# What you have to do:
Every line in the entries that holds "saratsa" should be identified and copied.

(Excerpts from an interface dataset)

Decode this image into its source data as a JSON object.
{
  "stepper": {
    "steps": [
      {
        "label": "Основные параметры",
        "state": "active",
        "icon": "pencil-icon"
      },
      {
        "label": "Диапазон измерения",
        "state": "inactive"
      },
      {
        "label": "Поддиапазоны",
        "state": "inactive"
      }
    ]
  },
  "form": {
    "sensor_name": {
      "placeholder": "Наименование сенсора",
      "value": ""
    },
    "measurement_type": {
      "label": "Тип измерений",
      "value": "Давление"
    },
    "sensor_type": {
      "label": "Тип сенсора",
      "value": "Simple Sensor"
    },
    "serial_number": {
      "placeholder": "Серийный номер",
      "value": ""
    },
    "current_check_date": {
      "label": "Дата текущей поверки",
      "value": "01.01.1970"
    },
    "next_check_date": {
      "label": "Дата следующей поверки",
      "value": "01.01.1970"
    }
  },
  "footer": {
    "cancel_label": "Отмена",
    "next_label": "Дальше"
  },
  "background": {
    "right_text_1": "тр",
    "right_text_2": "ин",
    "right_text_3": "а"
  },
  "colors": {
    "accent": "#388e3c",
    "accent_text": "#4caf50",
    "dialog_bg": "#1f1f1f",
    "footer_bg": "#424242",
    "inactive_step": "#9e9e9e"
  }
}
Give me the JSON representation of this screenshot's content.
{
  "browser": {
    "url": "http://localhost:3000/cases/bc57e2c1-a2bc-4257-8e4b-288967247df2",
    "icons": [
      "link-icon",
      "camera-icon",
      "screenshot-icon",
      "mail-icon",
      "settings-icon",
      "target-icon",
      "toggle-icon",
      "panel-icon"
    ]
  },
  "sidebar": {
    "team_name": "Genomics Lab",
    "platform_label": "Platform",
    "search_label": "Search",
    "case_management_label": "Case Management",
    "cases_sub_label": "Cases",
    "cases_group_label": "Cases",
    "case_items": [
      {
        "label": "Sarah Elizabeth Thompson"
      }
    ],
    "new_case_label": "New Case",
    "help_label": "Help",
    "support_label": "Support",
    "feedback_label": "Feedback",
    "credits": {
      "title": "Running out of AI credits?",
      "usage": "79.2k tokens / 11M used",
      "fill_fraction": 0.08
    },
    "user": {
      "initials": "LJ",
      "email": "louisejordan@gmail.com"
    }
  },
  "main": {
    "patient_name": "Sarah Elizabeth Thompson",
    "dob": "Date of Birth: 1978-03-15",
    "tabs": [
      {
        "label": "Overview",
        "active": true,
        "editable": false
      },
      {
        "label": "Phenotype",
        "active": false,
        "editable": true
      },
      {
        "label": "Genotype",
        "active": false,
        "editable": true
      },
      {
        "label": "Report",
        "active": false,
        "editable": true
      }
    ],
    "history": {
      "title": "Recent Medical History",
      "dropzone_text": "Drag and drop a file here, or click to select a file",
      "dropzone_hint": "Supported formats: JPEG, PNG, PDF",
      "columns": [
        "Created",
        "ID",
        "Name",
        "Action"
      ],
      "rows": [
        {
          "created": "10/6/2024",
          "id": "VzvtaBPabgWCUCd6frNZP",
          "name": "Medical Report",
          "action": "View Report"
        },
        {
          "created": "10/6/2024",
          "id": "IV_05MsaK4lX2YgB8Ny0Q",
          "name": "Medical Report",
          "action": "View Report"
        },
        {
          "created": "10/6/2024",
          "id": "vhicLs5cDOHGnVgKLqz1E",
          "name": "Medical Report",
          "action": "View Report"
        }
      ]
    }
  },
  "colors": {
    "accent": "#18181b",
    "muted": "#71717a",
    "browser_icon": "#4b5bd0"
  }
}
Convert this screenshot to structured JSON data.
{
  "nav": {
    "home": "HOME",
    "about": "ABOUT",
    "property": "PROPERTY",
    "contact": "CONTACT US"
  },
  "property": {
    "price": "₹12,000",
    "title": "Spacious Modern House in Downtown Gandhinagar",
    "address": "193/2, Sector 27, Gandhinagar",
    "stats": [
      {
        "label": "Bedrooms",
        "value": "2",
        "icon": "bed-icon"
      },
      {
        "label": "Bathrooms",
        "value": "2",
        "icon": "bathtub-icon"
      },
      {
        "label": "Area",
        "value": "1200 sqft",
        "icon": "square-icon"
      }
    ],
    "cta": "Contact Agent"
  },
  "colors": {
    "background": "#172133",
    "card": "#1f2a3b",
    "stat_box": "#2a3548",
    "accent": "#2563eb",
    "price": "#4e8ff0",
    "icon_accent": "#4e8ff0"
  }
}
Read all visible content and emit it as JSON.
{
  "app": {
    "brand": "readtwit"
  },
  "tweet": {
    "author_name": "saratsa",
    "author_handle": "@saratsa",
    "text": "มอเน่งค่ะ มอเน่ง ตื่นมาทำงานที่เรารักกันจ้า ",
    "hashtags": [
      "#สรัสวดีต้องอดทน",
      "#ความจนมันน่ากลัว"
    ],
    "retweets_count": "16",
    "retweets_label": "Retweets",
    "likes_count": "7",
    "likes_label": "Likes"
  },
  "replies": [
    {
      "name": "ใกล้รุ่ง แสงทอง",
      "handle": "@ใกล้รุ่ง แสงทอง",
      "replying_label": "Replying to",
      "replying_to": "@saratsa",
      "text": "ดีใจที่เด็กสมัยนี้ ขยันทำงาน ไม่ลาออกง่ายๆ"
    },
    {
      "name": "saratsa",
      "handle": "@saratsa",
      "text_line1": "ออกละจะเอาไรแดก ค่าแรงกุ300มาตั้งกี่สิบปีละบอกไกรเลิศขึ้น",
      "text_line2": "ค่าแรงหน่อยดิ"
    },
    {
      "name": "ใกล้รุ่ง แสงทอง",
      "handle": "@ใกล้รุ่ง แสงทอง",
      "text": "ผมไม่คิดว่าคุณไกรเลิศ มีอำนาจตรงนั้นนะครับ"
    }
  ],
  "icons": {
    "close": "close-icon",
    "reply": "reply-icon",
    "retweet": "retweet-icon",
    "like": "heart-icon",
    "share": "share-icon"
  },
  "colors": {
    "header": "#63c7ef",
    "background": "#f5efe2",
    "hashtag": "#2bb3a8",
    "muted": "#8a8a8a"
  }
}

# Written solution:
    "author_name": "saratsa",
    "author_handle": "@saratsa",
      "replying_to": "@saratsa",
      "name": "saratsa",
      "handle": "@saratsa",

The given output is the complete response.